1877 Wimbledon Championship First staging of the Wimbledon Tennis Championships

The 1877 Wimbledon Championship was a men's tennis tournament held at the All England Croquet and Lawn Tennis Club in Wimbledon, London. It was the world's first official lawn tennis tournament, and was later recognised as the first Grand Slam tournament or "Major". The AEC & LTC had been founded in July 1868, as the All England Croquet Club; lawn tennis was introduced in February 1875 to compensate for the waning interest in croquet. In June 1877 the club decided to organise a tennis tournament to pay for the repair of its pony roller, needed to maintain the lawns. A set of rules was drawn up for the tournament, derived from the first standardised rules of tennis issued by the Marylebone Cricket Club in May 1875.

The following outline is provided as an overview of and topical guide to tennis:

Four wall paddleball, or paddleball, is a popular court sport in the Upper Midwest of the United States, on the West Coast of the U.S. and in the Memphis, Tennessee area. It is played with a paddle and small rubber ball on a standard handball or racquetball court, with similar rules to those sports.

Penn Racquet Sports

Penn Racquet Sports, Inc. is a subsidiary of Head N.V. that manufactures tennis balls and racquetballs. Penn was founded in 1910 as Pennsylvania Rubber Company of America, Inc. in Jeannette, Pennsylvania. Penn was acquired by Head N.V. in 1999 and is currently headquartered in Phoenix, Arizona.

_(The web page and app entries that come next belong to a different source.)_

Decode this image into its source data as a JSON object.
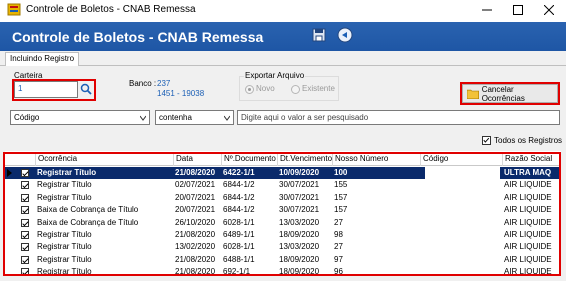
{
  "window": {
    "title": "Controle de Boletos - CNAB Remessa"
  },
  "header": {
    "title": "Controle de Boletos - CNAB Remessa"
  },
  "tabs": [
    {
      "label": "Incluindo Registro"
    }
  ],
  "filters": {
    "carteira_label": "Carteira",
    "carteira_value": "1",
    "banco_label": "Banco :",
    "banco_code": "237",
    "banco_agency": "1451 - 19038",
    "export_label": "Exportar Arquivo",
    "export_options": [
      "Novo",
      "Existente"
    ],
    "cancel_label": "Cancelar Ocorrências",
    "field_select": "Código",
    "operator_select": "contenha",
    "search_placeholder": "Digite aqui o valor a ser pesquisado",
    "all_records_label": "Todos os Registros"
  },
  "grid": {
    "columns": [
      "Ocorrência",
      "Data",
      "Nº.Documento",
      "Dt.Vencimento",
      "Nosso Número",
      "Código",
      "Razão Social"
    ],
    "rows": [
      {
        "ocorrencia": "Registrar Título",
        "data": "21/08/2020",
        "documento": "6422-1/1",
        "vencimento": "10/09/2020",
        "nosso_numero": "100",
        "codigo": "",
        "razao": "ULTRA MAQ"
      },
      {
        "ocorrencia": "Registrar Título",
        "data": "02/07/2021",
        "documento": "6844-1/2",
        "vencimento": "30/07/2021",
        "nosso_numero": "155",
        "codigo": "",
        "razao": "AIR LIQUIDE"
      },
      {
        "ocorrencia": "Registrar Título",
        "data": "20/07/2021",
        "documento": "6844-1/2",
        "vencimento": "30/07/2021",
        "nosso_numero": "157",
        "codigo": "",
        "razao": "AIR LIQUIDE"
      },
      {
        "ocorrencia": "Baixa de Cobrança de Título",
        "data": "20/07/2021",
        "documento": "6844-1/2",
        "vencimento": "30/07/2021",
        "nosso_numero": "157",
        "codigo": "",
        "razao": "AIR LIQUIDE"
      },
      {
        "ocorrencia": "Baixa de Cobrança de Título",
        "data": "26/10/2020",
        "documento": "6028-1/1",
        "vencimento": "13/03/2020",
        "nosso_numero": "27",
        "codigo": "",
        "razao": "AIR LIQUIDE"
      },
      {
        "ocorrencia": "Registrar Título",
        "data": "21/08/2020",
        "documento": "6489-1/1",
        "vencimento": "18/09/2020",
        "nosso_numero": "98",
        "codigo": "",
        "razao": "AIR LIQUIDE"
      },
      {
        "ocorrencia": "Registrar Título",
        "data": "13/02/2020",
        "documento": "6028-1/1",
        "vencimento": "13/03/2020",
        "nosso_numero": "27",
        "codigo": "",
        "razao": "AIR LIQUIDE"
      },
      {
        "ocorrencia": "Registrar Título",
        "data": "21/08/2020",
        "documento": "6488-1/1",
        "vencimento": "18/09/2020",
        "nosso_numero": "97",
        "codigo": "",
        "razao": "AIR LIQUIDE"
      },
      {
        "ocorrencia": "Registrar Título",
        "data": "21/08/2020",
        "documento": "692-1/1",
        "vencimento": "18/09/2020",
        "nosso_numero": "96",
        "codigo": "",
        "razao": "AIR LIQUIDE"
      }
    ]
  },
  "colors": {
    "header_blue": "#1e56a5",
    "selected_row": "#0a2a6b",
    "highlight_red": "#e00000",
    "link_blue": "#1b5fb5"
  }
}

10 and Under Tennis is a program that was introduced by the United States Tennis Association (USTA) in the summer of 2010. Upon making the change official in 2012, it modified the format of all USTA and International Tennis Federation (ITF) events involving players of years 10 and younger. The program changes the game making it easier for children to succeed. The objective is to adapt the court, balls, racket, and net to the size and strength level of youth players. These alternations create the opportunity for younger players to spend more time hitting balls rather than chasing them. It allows them to hone tennis skills and accelerate their development. The hope is that earlier success in tennis will translate to a lifetime of interest in the sport and perhaps set a foundation for generations of more world-class players.

Bouncing ball Physics of bouncing balls

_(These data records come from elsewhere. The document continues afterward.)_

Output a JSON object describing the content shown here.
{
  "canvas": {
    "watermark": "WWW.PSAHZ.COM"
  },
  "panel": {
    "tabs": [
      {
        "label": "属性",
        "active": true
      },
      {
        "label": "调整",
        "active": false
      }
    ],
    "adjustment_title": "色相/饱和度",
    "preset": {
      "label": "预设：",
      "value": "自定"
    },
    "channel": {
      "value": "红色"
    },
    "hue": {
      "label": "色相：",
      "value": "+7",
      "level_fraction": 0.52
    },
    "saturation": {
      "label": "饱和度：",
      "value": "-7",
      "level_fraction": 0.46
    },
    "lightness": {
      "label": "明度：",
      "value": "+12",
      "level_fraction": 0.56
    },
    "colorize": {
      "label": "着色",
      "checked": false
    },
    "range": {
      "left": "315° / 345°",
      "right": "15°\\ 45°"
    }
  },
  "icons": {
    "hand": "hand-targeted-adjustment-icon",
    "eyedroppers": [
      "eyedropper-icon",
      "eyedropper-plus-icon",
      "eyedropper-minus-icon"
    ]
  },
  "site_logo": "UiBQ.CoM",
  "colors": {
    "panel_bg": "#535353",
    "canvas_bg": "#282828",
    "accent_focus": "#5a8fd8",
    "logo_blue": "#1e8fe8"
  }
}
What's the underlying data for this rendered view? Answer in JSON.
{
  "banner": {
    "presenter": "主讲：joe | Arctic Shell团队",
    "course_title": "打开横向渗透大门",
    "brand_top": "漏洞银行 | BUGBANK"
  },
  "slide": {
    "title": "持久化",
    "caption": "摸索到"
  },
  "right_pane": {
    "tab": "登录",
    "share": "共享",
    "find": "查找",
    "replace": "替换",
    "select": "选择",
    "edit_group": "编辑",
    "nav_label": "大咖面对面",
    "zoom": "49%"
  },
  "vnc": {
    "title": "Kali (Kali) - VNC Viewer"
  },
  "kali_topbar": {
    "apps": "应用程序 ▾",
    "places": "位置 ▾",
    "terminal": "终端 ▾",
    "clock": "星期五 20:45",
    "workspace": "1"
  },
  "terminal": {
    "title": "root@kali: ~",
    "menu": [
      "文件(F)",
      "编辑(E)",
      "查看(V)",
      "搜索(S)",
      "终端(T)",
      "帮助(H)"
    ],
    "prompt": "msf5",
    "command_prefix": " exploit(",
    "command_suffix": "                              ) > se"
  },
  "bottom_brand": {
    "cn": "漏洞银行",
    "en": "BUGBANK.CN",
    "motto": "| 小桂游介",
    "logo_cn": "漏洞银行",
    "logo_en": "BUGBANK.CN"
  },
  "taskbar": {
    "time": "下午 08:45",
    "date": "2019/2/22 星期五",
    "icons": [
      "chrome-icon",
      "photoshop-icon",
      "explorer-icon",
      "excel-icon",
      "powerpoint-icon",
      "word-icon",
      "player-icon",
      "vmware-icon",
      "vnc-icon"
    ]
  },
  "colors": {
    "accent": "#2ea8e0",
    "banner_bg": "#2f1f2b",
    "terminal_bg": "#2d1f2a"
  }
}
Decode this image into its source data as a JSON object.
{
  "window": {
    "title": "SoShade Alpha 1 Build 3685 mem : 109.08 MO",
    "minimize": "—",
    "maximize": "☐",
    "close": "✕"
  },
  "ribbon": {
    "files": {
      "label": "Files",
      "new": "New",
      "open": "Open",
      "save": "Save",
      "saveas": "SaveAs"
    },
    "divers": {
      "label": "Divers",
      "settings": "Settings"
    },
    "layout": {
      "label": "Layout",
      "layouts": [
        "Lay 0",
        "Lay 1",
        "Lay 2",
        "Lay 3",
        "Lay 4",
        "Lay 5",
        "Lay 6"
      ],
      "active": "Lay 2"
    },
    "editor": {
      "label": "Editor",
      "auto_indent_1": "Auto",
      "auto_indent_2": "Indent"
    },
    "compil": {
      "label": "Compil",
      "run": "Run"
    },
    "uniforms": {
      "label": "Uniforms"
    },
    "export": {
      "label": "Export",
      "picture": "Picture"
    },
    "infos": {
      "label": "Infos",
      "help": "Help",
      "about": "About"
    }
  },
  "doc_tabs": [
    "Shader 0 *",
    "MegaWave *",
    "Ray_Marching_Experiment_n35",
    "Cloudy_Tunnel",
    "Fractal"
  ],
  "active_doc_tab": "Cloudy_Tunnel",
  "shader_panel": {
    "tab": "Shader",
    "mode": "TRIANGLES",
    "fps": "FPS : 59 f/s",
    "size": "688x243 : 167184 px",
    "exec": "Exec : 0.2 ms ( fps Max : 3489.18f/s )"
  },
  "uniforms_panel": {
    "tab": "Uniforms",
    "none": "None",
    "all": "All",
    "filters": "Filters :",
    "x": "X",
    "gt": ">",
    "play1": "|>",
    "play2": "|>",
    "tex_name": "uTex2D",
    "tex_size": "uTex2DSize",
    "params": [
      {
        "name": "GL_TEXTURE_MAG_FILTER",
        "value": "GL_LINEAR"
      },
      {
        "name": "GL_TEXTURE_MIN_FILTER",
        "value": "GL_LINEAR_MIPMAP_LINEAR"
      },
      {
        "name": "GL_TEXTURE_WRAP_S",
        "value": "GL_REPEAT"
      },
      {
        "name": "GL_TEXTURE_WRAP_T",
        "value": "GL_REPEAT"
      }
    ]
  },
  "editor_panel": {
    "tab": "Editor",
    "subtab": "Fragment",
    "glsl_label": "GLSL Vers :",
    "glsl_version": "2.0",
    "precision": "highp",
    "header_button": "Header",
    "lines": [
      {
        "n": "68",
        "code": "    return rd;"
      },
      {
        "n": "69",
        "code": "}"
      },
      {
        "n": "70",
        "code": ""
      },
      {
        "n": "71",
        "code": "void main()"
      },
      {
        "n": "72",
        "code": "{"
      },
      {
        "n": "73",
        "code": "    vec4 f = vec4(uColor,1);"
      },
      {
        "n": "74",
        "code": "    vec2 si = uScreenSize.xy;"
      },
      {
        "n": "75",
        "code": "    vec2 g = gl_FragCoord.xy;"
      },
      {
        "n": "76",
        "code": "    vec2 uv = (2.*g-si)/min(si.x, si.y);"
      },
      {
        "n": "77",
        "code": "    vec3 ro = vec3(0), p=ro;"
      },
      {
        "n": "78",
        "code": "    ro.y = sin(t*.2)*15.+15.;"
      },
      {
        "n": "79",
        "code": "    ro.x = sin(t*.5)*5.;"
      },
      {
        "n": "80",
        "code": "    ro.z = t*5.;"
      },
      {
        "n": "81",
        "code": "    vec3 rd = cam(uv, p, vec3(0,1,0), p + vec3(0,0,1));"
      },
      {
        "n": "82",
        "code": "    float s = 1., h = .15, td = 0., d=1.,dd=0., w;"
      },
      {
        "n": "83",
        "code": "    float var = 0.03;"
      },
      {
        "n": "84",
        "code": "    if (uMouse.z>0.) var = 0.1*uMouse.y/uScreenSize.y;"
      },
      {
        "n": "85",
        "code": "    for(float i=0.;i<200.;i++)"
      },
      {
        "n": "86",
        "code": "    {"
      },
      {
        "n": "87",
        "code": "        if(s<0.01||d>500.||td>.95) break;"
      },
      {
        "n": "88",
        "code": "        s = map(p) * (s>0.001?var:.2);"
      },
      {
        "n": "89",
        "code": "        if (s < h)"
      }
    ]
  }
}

The physics of a bouncing ball concerns the physical behaviour of bouncing balls, particularly its motion before, during, and after impact against the surface of another body. Several aspects of a bouncing ball's behaviour serve as an introduction to mechanics in high school or undergraduate level physics courses. However, the exact modelling of the behaviour is complex and of interest in sports engineering.

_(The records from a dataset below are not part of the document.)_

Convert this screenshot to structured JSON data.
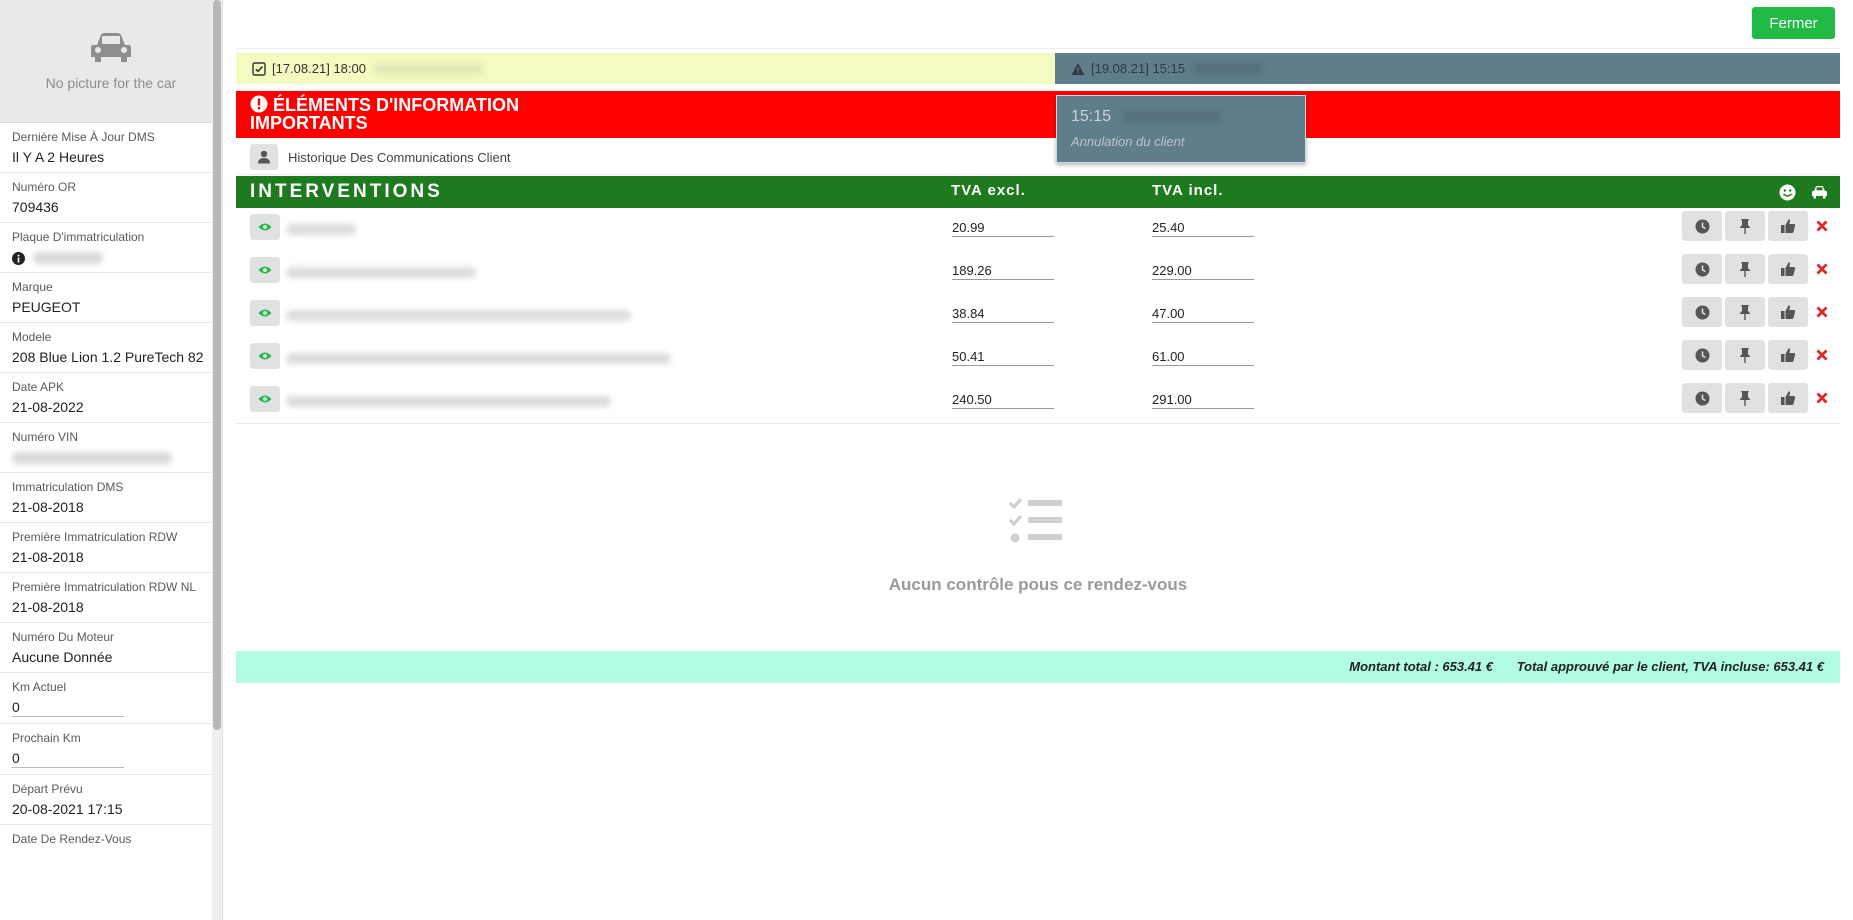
{
  "sidebar": {
    "no_picture": "No picture for the car",
    "fields": {
      "last_update_label": "Dernière Mise À Jour DMS",
      "last_update_value": "Il Y A 2 Heures",
      "or_label": "Numéro OR",
      "or_value": "709436",
      "plate_label": "Plaque D'immatriculation",
      "brand_label": "Marque",
      "brand_value": "PEUGEOT",
      "model_label": "Modele",
      "model_value": "208 Blue Lion 1.2 PureTech 82",
      "apk_label": "Date APK",
      "apk_value": "21-08-2022",
      "vin_label": "Numéro VIN",
      "dms_reg_label": "Immatriculation DMS",
      "dms_reg_value": "21-08-2018",
      "rdw_label": "Première Immatriculation RDW",
      "rdw_value": "21-08-2018",
      "rdw_nl_label": "Première Immatriculation RDW NL",
      "rdw_nl_value": "21-08-2018",
      "engine_label": "Numéro Du Moteur",
      "engine_value": "Aucune Donnée",
      "km_label": "Km Actuel",
      "km_value": "0",
      "next_km_label": "Prochain Km",
      "next_km_value": "0",
      "departure_label": "Départ Prévu",
      "departure_value": "20-08-2021 17:15",
      "appointment_label": "Date De Rendez-Vous"
    }
  },
  "header": {
    "close_label": "Fermer"
  },
  "appointments": {
    "current": "[17.08.21] 18:00",
    "other": "[19.08.21] 15:15"
  },
  "popup": {
    "time": "15:15",
    "subtitle": "Annulation du client"
  },
  "banner": {
    "title": "ÉLÉMENTS D'INFORMATION IMPORTANTS"
  },
  "communications": {
    "label": "Historique Des Communications Client"
  },
  "interventions": {
    "title": "INTERVENTIONS",
    "col_excl": "TVA excl.",
    "col_incl": "TVA incl.",
    "rows": [
      {
        "excl": "20.99",
        "incl": "25.40"
      },
      {
        "excl": "189.26",
        "incl": "229.00"
      },
      {
        "excl": "38.84",
        "incl": "47.00"
      },
      {
        "excl": "50.41",
        "incl": "61.00"
      },
      {
        "excl": "240.50",
        "incl": "291.00"
      }
    ]
  },
  "checks": {
    "empty_text": "Aucun contrôle pous ce rendez-vous"
  },
  "totals": {
    "total": "Montant total : 653.41 €",
    "approved": "Total approuvé par le client, TVA incluse: 653.41 €"
  },
  "colors": {
    "accent_green": "#21ba45",
    "interventions_green": "#1e7a1e",
    "banner_red": "#ff0000",
    "current_appt": "#f4fac0",
    "other_appt": "#607d8b",
    "totals_bg": "#b2fce4",
    "delete_red": "#db2828"
  }
}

References

  1. "ITF Technical - History". International Tennis Federation . Retrieved 4 June 2015.
  2. "Inside Wilson's tennis ball factory". ESPN The Magazine. 30 August 2015. Retrieved 2 November 2015.
  3. "Golf Balls, Cricket Balls and Tennis Balls". Princeton University. 5 October 2005. Retrieved 2009-10-20.
  4. Dr. Rabi Mehta of NASA-Ames, entitled Aerodynamics of sportsballs, Annual Review of Fluid Mechanics, 17:151–189, 1985.
  5. 1 2 "Colors & Numbers on Tennis Balls". Epic Tennis Academy. Retrieved 2 September 2015.
  6. "ITF Technical - Approval Tests". International Tennis Federation. Retrieved 12 September 2014.
  7. Bell, R.C. (1981). Board and table game antiques. Osprey Publishing. ISBN   0852635389.
  8. Morgan, Roger (1995): Tennis, The Development of The European Ball Game, ISBN   0-9510251-8-X
  9. "The Hammer Beam Roof". www.parliament.uk.
  10. Cross, R. "Dynamic properties of tennis balls." Sports Engineering 2 (1999): 23-34.
  11. Gillmeister, Heiner (October 1, 1998). Tennis:Cultural History. A&C Black. ISBN   9780718501952 via Google Books.
  12. Recycling, PETRA (PET Resin Association), retrieved 21 July 2010
  13. , ASBA (American Sports Builders Association), retrieved 21 December 2015
  14. "'New balls, please' for mice homes". BBC News . Retrieved 6 November 2015.
  15. "When we have match'd our rackets to these balls, We will, in France, by God's grace, play a set" Henry V, act 1, scene 2
  16. "We are merely the stars' tennis balls, struck and banded/Which way please them" The Duchess of Malfi, act 5, scene 4